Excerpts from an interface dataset
|---|

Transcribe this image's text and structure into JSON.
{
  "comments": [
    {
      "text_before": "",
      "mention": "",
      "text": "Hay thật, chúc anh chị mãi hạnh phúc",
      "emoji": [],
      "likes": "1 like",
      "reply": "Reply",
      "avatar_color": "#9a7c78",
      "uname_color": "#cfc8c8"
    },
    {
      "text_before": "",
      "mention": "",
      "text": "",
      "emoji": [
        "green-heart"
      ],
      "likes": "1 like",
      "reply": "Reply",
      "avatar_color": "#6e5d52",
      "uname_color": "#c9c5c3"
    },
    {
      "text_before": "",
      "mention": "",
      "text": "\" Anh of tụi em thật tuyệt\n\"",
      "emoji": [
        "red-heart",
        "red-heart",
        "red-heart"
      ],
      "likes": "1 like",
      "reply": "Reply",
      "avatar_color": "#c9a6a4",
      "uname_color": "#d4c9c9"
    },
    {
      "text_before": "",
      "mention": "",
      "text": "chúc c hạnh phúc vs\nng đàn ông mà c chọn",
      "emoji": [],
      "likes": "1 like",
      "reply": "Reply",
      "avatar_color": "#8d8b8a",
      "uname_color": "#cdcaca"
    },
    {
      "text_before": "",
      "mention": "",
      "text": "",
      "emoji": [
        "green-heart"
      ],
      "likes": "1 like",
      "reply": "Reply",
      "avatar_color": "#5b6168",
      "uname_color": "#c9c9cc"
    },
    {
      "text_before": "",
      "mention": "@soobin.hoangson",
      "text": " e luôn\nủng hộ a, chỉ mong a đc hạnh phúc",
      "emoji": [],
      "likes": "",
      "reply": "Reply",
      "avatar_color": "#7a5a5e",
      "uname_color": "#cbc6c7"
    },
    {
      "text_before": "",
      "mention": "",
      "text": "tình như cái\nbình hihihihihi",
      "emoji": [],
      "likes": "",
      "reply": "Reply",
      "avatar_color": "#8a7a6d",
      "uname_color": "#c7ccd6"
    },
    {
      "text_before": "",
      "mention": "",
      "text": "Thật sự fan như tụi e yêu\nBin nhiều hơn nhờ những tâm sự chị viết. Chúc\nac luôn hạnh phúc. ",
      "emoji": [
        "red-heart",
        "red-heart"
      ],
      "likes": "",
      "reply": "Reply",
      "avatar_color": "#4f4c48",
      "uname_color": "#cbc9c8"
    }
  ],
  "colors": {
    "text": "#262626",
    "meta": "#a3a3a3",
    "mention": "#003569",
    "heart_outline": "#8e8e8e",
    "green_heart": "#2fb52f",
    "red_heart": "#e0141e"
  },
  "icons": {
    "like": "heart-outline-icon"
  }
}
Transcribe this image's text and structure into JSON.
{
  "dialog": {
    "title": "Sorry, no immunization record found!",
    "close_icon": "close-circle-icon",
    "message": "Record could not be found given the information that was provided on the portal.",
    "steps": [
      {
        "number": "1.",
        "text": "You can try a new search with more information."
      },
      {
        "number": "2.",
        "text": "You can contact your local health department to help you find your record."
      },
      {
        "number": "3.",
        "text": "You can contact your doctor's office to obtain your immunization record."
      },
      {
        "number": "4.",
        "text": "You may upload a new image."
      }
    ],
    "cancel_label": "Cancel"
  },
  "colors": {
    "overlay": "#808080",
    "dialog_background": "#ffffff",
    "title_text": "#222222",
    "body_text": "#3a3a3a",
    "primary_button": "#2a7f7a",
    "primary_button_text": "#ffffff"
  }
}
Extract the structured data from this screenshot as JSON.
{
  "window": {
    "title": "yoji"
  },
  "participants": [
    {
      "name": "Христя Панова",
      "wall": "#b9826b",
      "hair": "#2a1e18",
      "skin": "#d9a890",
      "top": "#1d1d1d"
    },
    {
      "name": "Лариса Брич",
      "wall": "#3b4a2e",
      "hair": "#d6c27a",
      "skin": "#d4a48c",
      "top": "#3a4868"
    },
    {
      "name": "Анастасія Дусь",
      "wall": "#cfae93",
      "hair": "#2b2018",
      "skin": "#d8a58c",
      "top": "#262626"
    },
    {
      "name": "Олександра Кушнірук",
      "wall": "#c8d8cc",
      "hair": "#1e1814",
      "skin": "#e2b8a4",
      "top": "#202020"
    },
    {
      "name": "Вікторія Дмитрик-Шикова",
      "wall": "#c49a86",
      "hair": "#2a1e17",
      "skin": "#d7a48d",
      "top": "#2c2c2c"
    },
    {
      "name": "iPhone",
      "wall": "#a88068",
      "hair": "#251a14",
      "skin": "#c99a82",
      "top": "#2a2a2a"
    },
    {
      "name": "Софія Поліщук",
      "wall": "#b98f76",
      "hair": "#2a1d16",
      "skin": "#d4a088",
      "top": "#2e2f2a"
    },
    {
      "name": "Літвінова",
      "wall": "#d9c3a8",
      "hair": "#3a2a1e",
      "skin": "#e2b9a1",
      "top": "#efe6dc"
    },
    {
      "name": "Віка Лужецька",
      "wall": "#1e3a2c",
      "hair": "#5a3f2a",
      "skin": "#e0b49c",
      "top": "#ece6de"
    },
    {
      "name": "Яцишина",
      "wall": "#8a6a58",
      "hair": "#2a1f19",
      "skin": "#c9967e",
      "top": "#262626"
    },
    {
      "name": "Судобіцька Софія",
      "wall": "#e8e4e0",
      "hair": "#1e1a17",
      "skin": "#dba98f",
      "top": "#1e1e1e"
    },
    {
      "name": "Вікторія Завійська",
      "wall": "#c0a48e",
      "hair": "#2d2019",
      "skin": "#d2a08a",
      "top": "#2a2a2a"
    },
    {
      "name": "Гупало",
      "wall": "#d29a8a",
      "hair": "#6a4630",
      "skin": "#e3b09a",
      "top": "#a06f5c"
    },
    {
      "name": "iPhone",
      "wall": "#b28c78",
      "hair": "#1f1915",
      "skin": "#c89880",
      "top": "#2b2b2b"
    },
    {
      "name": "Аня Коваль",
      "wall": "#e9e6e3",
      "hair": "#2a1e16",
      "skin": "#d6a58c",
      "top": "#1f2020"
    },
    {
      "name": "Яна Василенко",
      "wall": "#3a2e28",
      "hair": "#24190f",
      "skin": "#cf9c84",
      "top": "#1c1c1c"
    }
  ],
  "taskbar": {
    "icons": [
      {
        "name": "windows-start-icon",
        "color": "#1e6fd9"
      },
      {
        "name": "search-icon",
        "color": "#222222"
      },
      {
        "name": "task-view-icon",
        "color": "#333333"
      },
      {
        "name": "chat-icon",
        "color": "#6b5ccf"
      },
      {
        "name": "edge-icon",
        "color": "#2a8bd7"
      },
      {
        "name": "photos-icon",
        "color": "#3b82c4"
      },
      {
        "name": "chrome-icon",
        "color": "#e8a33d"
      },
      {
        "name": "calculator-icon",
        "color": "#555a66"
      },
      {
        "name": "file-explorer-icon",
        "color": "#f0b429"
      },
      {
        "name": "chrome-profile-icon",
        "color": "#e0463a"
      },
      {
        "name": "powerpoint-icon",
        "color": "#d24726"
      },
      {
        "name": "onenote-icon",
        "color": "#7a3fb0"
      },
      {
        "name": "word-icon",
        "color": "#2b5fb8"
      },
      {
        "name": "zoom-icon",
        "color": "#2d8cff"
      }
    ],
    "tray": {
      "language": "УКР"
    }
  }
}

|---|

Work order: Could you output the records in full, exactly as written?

Task output:
Transcribe this image's text and structure into JSON.
{
  "comments": [
    {
      "text_before": "",
      "mention": "",
      "text": "Hay thật, chúc anh chị mãi hạnh phúc",
      "emoji": [],
      "likes": "1 like",
      "reply": "Reply",
      "avatar_color": "#9a7c78",
      "uname_color": "#cfc8c8"
    },
    {
      "text_before": "",
      "mention": "",
      "text": "",
      "emoji": [
        "green-heart"
      ],
      "likes": "1 like",
      "reply": "Reply",
      "avatar_color": "#6e5d52",
      "uname_color": "#c9c5c3"
    },
    {
      "text_before": "",
      "mention": "",
      "text": "\" Anh of tụi em thật tuyệt\n\"",
      "emoji": [
        "red-heart",
        "red-heart",
        "red-heart"
      ],
      "likes": "1 like",
      "reply": "Reply",
      "avatar_color": "#c9a6a4",
      "uname_color": "#d4c9c9"
    },
    {
      "text_before": "",
      "mention": "",
      "text": "chúc c hạnh phúc vs\nng đàn ông mà c chọn",
      "emoji": [],
      "likes": "1 like",
      "reply": "Reply",
      "avatar_color": "#8d8b8a",
      "uname_color": "#cdcaca"
    },
    {
      "text_before": "",
      "mention": "",
      "text": "",
      "emoji": [
        "green-heart"
      ],
      "likes": "1 like",
      "reply": "Reply",
      "avatar_color": "#5b6168",
      "uname_color": "#c9c9cc"
    },
    {
      "text_before": "",
      "mention": "@soobin.hoangson",
      "text": " e luôn\nủng hộ a, chỉ mong a đc hạnh phúc",
      "emoji": [],
      "likes": "",
      "reply": "Reply",
      "avatar_color": "#7a5a5e",
      "uname_color": "#cbc6c7"
    },
    {
      "text_before": "",
      "mention": "",
      "text": "tình như cái\nbình hihihihihi",
      "emoji": [],
      "likes": "",
      "reply": "Reply",
      "avatar_color": "#8a7a6d",
      "uname_color": "#c7ccd6"
    },
    {
      "text_before": "",
      "mention": "",
      "text": "Thật sự fan như tụi e yêu\nBin nhiều hơn nhờ những tâm sự chị viết. Chúc\nac luôn hạnh phúc. ",
      "emoji": [
        "red-heart",
        "red-heart"
      ],
      "likes": "",
      "reply": "Reply",
      "avatar_color": "#4f4c48",
      "uname_color": "#cbc9c8"
    }
  ],
  "colors": {
    "text": "#262626",
    "meta": "#a3a3a3",
    "mention": "#003569",
    "heart_outline": "#8e8e8e",
    "green_heart": "#2fb52f",
    "red_heart": "#e0141e"
  },
  "icons": {
    "like": "heart-outline-icon"
  }
}
Transcribe this image's text and structure into JSON.
{
  "dialog": {
    "title": "Sorry, no immunization record found!",
    "close_icon": "close-circle-icon",
    "message": "Record could not be found given the information that was provided on the portal.",
    "steps": [
      {
        "number": "1.",
        "text": "You can try a new search with more information."
      },
      {
        "number": "2.",
        "text": "You can contact your local health department to help you find your record."
      },
      {
        "number": "3.",
        "text": "You can contact your doctor's office to obtain your immunization record."
      },
      {
        "number": "4.",
        "text": "You may upload a new image."
      }
    ],
    "cancel_label": "Cancel"
  },
  "colors": {
    "overlay": "#808080",
    "dialog_background": "#ffffff",
    "title_text": "#222222",
    "body_text": "#3a3a3a",
    "primary_button": "#2a7f7a",
    "primary_button_text": "#ffffff"
  }
}
Extract the structured data from this screenshot as JSON.
{
  "window": {
    "title": "yoji"
  },
  "participants": [
    {
      "name": "Христя Панова",
      "wall": "#b9826b",
      "hair": "#2a1e18",
      "skin": "#d9a890",
      "top": "#1d1d1d"
    },
    {
      "name": "Лариса Брич",
      "wall": "#3b4a2e",
      "hair": "#d6c27a",
      "skin": "#d4a48c",
      "top": "#3a4868"
    },
    {
      "name": "Анастасія Дусь",
      "wall": "#cfae93",
      "hair": "#2b2018",
      "skin": "#d8a58c",
      "top": "#262626"
    },
    {
      "name": "Олександра Кушнірук",
      "wall": "#c8d8cc",
      "hair": "#1e1814",
      "skin": "#e2b8a4",
      "top": "#202020"
    },
    {
      "name": "Вікторія Дмитрик-Шикова",
      "wall": "#c49a86",
      "hair": "#2a1e17",
      "skin": "#d7a48d",
      "top": "#2c2c2c"
    },
    {
      "name": "iPhone",
      "wall": "#a88068",
      "hair": "#251a14",
      "skin": "#c99a82",
      "top": "#2a2a2a"
    },
    {
      "name": "Софія Поліщук",
      "wall": "#b98f76",
      "hair": "#2a1d16",
      "skin": "#d4a088",
      "top": "#2e2f2a"
    },
    {
      "name": "Літвінова",
      "wall": "#d9c3a8",
      "hair": "#3a2a1e",
      "skin": "#e2b9a1",
      "top": "#efe6dc"
    },
    {
      "name": "Віка Лужецька",
      "wall": "#1e3a2c",
      "hair": "#5a3f2a",
      "skin": "#e0b49c",
      "top": "#ece6de"
    },
    {
      "name": "Яцишина",
      "wall": "#8a6a58",
      "hair": "#2a1f19",
      "skin": "#c9967e",
      "top": "#262626"
    },
    {
      "name": "Судобіцька Софія",
      "wall": "#e8e4e0",
      "hair": "#1e1a17",
      "skin": "#dba98f",
      "top": "#1e1e1e"
    },
    {
      "name": "Вікторія Завійська",
      "wall": "#c0a48e",
      "hair": "#2d2019",
      "skin": "#d2a08a",
      "top": "#2a2a2a"
    },
    {
      "name": "Гупало",
      "wall": "#d29a8a",
      "hair": "#6a4630",
      "skin": "#e3b09a",
      "top": "#a06f5c"
    },
    {
      "name": "iPhone",
      "wall": "#b28c78",
      "hair": "#1f1915",
      "skin": "#c89880",
      "top": "#2b2b2b"
    },
    {
      "name": "Аня Коваль",
      "wall": "#e9e6e3",
      "hair": "#2a1e16",
      "skin": "#d6a58c",
      "top": "#1f2020"
    },
    {
      "name": "Яна Василенко",
      "wall": "#3a2e28",
      "hair": "#24190f",
      "skin": "#cf9c84",
      "top": "#1c1c1c"
    }
  ],
  "taskbar": {
    "icons": [
      {
        "name": "windows-start-icon",
        "color": "#1e6fd9"
      },
      {
        "name": "search-icon",
        "color": "#222222"
      },
      {
        "name": "task-view-icon",
        "color": "#333333"
      },
      {
        "name": "chat-icon",
        "color": "#6b5ccf"
      },
      {
        "name": "edge-icon",
        "color": "#2a8bd7"
      },
      {
        "name": "photos-icon",
        "color": "#3b82c4"
      },
      {
        "name": "chrome-icon",
        "color": "#e8a33d"
      },
      {
        "name": "calculator-icon",
        "color": "#555a66"
      },
      {
        "name": "file-explorer-icon",
        "color": "#f0b429"
      },
      {
        "name": "chrome-profile-icon",
        "color": "#e0463a"
      },
      {
        "name": "powerpoint-icon",
        "color": "#d24726"
      },
      {
        "name": "onenote-icon",
        "color": "#7a3fb0"
      },
      {
        "name": "word-icon",
        "color": "#2b5fb8"
      },
      {
        "name": "zoom-icon",
        "color": "#2d8cff"
      }
    ],
    "tray": {
      "language": "УКР"
    }
  }
}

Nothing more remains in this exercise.